- _What this task involves_:
From the entries below, copy out all lines holding "لحمه".

▼

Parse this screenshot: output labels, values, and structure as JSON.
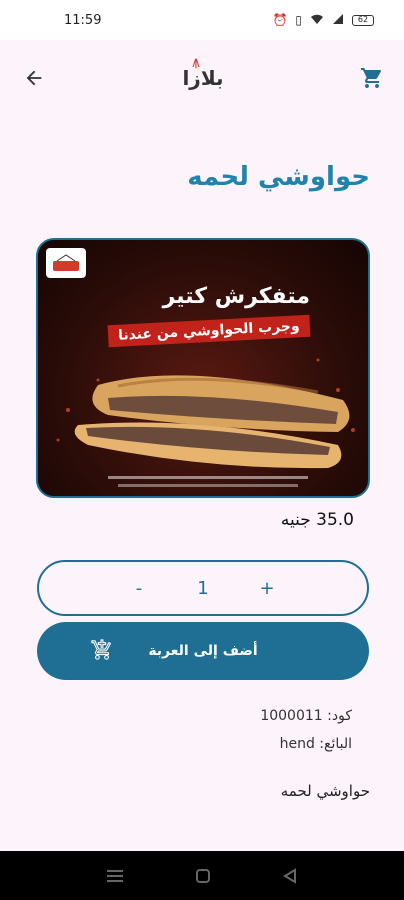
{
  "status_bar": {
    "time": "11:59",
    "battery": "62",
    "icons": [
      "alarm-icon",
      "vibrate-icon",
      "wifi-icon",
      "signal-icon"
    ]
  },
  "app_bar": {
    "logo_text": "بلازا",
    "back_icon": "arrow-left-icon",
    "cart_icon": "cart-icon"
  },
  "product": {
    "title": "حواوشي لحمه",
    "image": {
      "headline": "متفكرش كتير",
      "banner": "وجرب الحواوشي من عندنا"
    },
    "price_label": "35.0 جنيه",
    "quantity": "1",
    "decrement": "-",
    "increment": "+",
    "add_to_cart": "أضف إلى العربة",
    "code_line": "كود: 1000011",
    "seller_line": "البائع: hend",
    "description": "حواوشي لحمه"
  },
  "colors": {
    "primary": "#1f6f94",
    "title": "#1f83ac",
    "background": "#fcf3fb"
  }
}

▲

- _Completed task_:
    "title": "حواوشي لحمه",
    "description": "حواوشي لحمه"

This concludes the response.